▸ TASK REQUIREMENTS
Pull every line containing "title" from the data.

○ ○ ○ ○

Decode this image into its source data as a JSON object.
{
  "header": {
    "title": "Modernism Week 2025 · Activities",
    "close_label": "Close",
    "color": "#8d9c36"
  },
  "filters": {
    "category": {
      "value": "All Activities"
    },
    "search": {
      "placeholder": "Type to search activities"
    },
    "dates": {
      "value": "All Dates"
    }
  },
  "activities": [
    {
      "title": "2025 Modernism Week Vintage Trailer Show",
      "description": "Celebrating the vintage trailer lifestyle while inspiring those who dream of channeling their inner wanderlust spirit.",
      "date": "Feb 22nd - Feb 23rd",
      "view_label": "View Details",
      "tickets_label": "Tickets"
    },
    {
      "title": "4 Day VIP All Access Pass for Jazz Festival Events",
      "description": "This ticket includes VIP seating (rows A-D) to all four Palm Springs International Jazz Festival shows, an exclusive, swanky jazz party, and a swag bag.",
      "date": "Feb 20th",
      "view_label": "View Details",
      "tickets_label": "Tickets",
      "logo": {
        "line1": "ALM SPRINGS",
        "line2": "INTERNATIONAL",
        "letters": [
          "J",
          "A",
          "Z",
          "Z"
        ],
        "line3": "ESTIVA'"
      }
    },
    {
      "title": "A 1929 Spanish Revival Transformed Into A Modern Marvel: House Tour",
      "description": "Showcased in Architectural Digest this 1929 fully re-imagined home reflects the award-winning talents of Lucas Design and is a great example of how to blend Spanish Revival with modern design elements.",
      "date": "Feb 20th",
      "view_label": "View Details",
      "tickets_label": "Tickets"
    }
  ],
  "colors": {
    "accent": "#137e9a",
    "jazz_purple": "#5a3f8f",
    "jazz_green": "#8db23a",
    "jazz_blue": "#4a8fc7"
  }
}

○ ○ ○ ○

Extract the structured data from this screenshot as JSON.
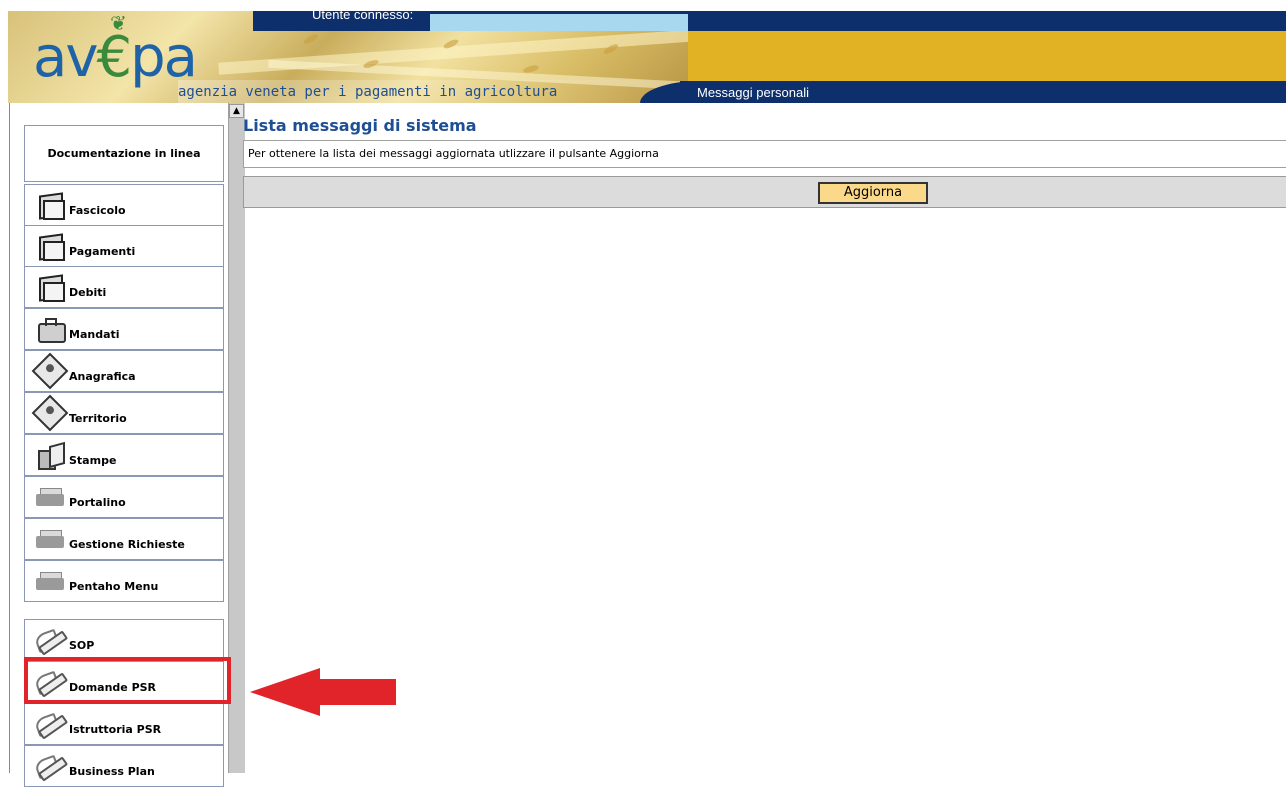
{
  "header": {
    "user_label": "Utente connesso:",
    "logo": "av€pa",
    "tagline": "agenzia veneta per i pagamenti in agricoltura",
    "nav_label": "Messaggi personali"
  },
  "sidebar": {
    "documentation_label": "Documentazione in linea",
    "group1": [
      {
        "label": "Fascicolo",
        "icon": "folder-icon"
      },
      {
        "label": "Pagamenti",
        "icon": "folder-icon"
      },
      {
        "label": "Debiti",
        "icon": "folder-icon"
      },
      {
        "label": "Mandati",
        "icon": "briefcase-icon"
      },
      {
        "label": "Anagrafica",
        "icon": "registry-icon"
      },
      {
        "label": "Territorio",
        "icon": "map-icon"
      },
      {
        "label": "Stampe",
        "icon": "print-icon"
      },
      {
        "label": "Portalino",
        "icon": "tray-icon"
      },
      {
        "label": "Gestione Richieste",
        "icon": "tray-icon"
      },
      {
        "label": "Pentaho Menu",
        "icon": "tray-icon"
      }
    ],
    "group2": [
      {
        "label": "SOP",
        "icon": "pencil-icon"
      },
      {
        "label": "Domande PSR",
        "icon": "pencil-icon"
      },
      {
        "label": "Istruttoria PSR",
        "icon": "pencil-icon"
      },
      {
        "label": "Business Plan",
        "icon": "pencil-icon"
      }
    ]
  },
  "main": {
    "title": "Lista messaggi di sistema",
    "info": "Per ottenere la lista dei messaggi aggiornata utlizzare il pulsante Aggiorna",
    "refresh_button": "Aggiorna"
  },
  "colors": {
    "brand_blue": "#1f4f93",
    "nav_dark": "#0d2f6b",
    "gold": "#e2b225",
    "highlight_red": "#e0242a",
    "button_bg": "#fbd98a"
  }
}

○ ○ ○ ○

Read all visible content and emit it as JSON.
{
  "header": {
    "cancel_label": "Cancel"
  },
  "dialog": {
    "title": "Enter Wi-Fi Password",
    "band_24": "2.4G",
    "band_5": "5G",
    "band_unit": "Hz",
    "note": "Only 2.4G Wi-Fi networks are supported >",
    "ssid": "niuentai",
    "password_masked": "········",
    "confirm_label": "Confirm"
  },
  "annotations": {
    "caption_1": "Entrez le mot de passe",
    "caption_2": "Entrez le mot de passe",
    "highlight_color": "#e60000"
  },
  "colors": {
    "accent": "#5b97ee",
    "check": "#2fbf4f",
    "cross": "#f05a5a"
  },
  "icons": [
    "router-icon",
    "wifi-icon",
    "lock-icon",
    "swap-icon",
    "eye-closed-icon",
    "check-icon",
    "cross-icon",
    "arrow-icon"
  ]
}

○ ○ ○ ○

▸ COMPLETED EXERCISE
    "title": "Modernism Week 2025 · Activities",
      "title": "2025 Modernism Week Vintage Trailer Show",
      "title": "4 Day VIP All Access Pass for Jazz Festival Events",
      "title": "A 1929 Spanish Revival Transformed Into A Modern Marvel: House Tour",
    "title": "Lista messaggi di sistema",
    "title": "Enter Wi-Fi Password",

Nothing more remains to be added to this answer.